Entries taken from a collection:
╭──
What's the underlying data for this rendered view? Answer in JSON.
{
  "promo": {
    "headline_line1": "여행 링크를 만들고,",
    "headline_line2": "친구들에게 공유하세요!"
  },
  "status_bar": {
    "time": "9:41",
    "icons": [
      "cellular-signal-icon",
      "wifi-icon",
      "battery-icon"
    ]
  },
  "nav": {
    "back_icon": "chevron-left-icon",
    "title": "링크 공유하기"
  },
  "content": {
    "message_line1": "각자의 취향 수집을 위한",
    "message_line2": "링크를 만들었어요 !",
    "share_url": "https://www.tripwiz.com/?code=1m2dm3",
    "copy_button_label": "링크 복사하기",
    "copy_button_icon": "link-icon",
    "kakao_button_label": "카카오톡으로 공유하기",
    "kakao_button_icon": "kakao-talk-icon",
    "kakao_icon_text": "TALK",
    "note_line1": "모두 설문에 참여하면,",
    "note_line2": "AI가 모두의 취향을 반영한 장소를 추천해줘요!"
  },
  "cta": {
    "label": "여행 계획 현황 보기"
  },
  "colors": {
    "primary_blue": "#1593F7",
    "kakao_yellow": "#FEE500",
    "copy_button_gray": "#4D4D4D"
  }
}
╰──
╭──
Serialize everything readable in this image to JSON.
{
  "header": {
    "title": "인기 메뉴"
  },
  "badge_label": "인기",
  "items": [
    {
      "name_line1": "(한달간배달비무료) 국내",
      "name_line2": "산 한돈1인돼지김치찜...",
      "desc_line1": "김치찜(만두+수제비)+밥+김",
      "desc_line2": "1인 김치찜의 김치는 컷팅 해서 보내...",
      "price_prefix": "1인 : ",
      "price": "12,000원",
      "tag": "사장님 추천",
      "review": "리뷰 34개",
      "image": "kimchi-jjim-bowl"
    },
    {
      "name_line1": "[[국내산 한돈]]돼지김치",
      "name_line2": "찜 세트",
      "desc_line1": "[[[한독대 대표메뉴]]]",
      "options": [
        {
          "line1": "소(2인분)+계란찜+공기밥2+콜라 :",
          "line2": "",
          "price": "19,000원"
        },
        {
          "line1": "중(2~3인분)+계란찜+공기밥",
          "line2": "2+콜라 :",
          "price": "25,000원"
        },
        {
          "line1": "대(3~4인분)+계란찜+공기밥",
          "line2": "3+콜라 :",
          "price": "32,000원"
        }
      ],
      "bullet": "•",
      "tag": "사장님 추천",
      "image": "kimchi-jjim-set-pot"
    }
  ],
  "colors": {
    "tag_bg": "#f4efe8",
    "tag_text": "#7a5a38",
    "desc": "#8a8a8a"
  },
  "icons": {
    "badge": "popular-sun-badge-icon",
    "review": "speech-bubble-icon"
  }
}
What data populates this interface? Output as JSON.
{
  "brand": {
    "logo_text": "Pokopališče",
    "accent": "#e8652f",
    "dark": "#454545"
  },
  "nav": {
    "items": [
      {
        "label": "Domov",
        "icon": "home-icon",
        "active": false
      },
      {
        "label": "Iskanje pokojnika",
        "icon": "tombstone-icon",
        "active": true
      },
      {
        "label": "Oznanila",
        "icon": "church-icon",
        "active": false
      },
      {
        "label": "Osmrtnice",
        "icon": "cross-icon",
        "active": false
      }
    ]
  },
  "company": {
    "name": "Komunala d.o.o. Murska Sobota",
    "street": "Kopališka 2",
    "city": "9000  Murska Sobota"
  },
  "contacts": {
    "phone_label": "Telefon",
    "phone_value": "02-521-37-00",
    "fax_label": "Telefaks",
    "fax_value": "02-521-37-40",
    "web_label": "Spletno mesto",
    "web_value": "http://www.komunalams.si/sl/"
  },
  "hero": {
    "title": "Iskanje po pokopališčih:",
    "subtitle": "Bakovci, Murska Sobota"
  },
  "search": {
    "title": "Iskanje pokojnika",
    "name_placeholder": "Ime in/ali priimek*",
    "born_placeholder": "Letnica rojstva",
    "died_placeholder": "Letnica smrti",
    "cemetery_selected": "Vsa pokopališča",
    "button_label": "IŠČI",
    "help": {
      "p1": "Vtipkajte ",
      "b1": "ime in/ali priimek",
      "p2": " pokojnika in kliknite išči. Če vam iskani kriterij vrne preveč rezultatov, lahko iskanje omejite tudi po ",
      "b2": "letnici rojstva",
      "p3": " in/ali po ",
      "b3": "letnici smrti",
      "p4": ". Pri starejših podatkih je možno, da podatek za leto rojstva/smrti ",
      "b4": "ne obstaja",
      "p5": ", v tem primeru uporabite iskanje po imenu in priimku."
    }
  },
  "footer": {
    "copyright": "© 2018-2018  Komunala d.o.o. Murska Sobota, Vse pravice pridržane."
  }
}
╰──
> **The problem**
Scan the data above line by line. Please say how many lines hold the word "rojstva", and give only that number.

> **Result of this task**
3